• Data for the task:
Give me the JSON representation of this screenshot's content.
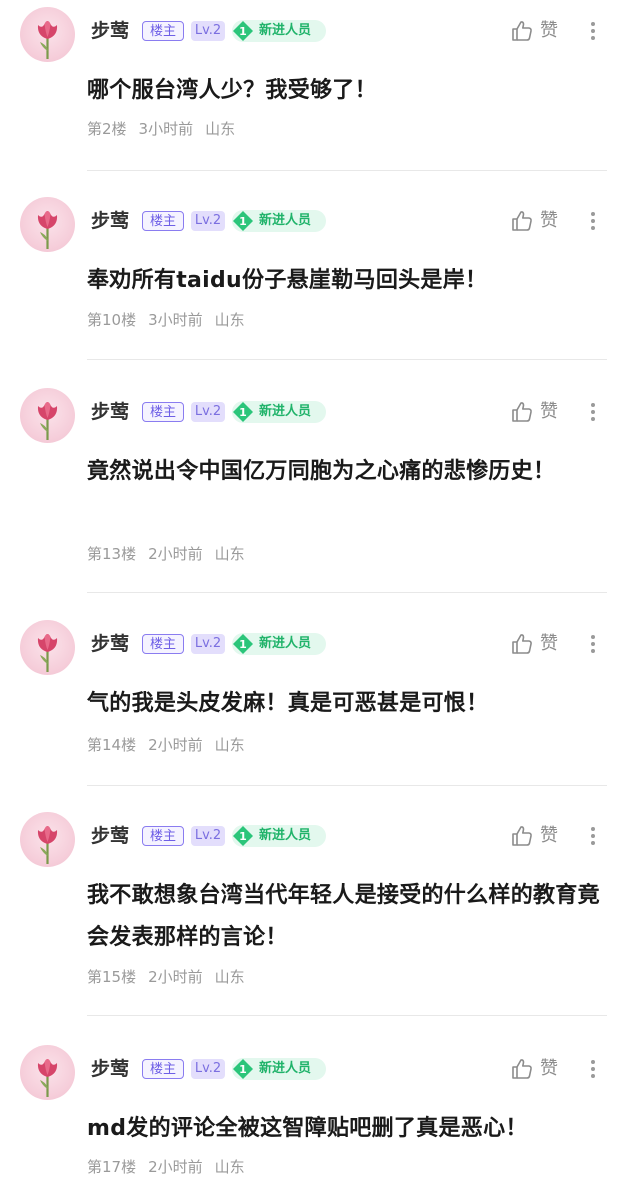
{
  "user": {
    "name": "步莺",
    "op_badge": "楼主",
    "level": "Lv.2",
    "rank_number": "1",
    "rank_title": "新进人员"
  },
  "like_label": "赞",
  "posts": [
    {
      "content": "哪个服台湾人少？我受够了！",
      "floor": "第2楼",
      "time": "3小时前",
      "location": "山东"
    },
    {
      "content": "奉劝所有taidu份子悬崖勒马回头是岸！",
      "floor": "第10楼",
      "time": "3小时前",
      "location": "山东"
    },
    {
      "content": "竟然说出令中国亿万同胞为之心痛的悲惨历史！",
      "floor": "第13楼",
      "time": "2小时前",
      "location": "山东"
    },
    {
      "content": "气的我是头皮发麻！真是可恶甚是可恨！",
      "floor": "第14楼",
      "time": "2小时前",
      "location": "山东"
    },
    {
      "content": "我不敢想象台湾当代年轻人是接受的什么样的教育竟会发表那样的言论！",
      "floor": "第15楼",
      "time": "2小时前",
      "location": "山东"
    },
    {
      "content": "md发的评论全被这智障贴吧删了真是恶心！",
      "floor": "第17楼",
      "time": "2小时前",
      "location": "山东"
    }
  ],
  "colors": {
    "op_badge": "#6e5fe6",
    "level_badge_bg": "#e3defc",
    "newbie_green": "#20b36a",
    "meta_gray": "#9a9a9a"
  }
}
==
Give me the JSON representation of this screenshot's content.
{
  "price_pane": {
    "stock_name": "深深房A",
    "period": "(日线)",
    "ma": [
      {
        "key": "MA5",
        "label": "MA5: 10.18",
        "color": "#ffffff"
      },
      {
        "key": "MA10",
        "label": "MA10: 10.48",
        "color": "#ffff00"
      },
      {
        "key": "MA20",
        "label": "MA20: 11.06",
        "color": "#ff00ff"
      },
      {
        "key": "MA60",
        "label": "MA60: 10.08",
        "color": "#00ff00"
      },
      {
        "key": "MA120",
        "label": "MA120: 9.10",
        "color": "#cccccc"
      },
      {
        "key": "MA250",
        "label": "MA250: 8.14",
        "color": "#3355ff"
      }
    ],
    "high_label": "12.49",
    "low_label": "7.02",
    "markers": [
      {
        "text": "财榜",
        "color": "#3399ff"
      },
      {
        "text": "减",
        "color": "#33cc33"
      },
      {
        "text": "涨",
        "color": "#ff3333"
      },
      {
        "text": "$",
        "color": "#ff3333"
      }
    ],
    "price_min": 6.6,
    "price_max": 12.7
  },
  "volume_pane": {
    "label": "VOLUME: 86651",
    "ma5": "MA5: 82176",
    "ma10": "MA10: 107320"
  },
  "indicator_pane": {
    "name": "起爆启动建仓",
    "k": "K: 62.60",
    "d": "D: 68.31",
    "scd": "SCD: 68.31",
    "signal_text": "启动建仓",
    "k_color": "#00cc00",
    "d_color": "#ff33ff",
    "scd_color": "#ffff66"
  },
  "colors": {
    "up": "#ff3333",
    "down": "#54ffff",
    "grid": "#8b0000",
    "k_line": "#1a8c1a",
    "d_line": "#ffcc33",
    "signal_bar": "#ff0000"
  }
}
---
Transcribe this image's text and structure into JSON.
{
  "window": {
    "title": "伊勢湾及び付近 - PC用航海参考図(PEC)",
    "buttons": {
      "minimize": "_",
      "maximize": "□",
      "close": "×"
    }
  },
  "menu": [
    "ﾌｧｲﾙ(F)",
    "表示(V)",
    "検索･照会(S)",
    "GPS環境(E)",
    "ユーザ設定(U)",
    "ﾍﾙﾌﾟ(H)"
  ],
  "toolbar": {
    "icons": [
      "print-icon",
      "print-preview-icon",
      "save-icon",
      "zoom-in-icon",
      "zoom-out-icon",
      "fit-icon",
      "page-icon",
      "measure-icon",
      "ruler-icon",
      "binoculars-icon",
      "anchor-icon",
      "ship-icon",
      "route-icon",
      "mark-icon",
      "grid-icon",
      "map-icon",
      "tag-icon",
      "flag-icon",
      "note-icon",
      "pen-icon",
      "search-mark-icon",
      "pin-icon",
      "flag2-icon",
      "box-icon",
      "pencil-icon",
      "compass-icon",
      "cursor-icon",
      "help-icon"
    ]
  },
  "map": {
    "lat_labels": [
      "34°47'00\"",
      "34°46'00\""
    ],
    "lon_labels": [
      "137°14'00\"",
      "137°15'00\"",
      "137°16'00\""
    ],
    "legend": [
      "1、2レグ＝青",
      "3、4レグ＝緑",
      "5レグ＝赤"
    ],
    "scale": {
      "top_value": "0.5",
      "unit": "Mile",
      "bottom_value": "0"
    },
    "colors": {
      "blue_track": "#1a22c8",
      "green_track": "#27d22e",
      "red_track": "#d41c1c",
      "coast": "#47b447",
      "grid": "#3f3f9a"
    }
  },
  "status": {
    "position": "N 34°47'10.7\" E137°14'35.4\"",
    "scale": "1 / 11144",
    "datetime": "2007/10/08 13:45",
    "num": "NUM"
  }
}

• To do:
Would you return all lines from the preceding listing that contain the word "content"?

• Response below:
Give me the JSON representation of this screenshot's content.
      "content": "哪个服台湾人少？我受够了！",
      "content": "奉劝所有taidu份子悬崖勒马回头是岸！",
      "content": "竟然说出令中国亿万同胞为之心痛的悲惨历史！",
      "content": "气的我是头皮发麻！真是可恶甚是可恨！",
      "content": "我不敢想象台湾当代年轻人是接受的什么样的教育竟会发表那样的言论！",
      "content": "md发的评论全被这智障贴吧删了真是恶心！",
Give me the JSON representation of this screenshot's content.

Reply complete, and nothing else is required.